# [INPUT DATA]

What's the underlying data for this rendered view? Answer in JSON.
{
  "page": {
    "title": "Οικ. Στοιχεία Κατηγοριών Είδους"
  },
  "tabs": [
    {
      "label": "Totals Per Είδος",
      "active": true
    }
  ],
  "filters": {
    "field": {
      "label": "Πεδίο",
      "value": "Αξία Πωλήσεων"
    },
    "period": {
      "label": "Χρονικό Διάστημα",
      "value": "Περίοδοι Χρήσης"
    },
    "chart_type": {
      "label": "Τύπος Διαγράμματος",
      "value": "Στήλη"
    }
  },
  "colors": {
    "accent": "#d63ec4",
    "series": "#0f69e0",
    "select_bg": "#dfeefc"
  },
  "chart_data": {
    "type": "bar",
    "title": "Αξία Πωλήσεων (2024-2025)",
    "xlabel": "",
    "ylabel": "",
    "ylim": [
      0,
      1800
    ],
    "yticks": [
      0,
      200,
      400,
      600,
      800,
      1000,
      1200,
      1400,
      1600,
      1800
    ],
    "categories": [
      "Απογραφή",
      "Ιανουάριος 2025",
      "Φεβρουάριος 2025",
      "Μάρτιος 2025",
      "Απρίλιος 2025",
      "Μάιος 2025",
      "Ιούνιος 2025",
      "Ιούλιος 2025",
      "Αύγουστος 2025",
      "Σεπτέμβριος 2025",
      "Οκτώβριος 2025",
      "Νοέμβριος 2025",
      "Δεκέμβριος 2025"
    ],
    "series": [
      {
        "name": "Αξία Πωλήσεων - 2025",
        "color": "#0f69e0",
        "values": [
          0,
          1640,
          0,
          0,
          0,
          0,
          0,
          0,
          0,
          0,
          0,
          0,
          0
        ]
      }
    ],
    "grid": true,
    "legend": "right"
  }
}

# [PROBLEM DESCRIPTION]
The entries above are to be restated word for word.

# [TASK OUTPUT]
What's the underlying data for this rendered view? Answer in JSON.
{
  "page": {
    "title": "Οικ. Στοιχεία Κατηγοριών Είδους"
  },
  "tabs": [
    {
      "label": "Totals Per Είδος",
      "active": true
    }
  ],
  "filters": {
    "field": {
      "label": "Πεδίο",
      "value": "Αξία Πωλήσεων"
    },
    "period": {
      "label": "Χρονικό Διάστημα",
      "value": "Περίοδοι Χρήσης"
    },
    "chart_type": {
      "label": "Τύπος Διαγράμματος",
      "value": "Στήλη"
    }
  },
  "colors": {
    "accent": "#d63ec4",
    "series": "#0f69e0",
    "select_bg": "#dfeefc"
  },
  "chart_data": {
    "type": "bar",
    "title": "Αξία Πωλήσεων (2024-2025)",
    "xlabel": "",
    "ylabel": "",
    "ylim": [
      0,
      1800
    ],
    "yticks": [
      0,
      200,
      400,
      600,
      800,
      1000,
      1200,
      1400,
      1600,
      1800
    ],
    "categories": [
      "Απογραφή",
      "Ιανουάριος 2025",
      "Φεβρουάριος 2025",
      "Μάρτιος 2025",
      "Απρίλιος 2025",
      "Μάιος 2025",
      "Ιούνιος 2025",
      "Ιούλιος 2025",
      "Αύγουστος 2025",
      "Σεπτέμβριος 2025",
      "Οκτώβριος 2025",
      "Νοέμβριος 2025",
      "Δεκέμβριος 2025"
    ],
    "series": [
      {
        "name": "Αξία Πωλήσεων - 2025",
        "color": "#0f69e0",
        "values": [
          0,
          1640,
          0,
          0,
          0,
          0,
          0,
          0,
          0,
          0,
          0,
          0,
          0
        ]
      }
    ],
    "grid": true,
    "legend": "right"
  }
}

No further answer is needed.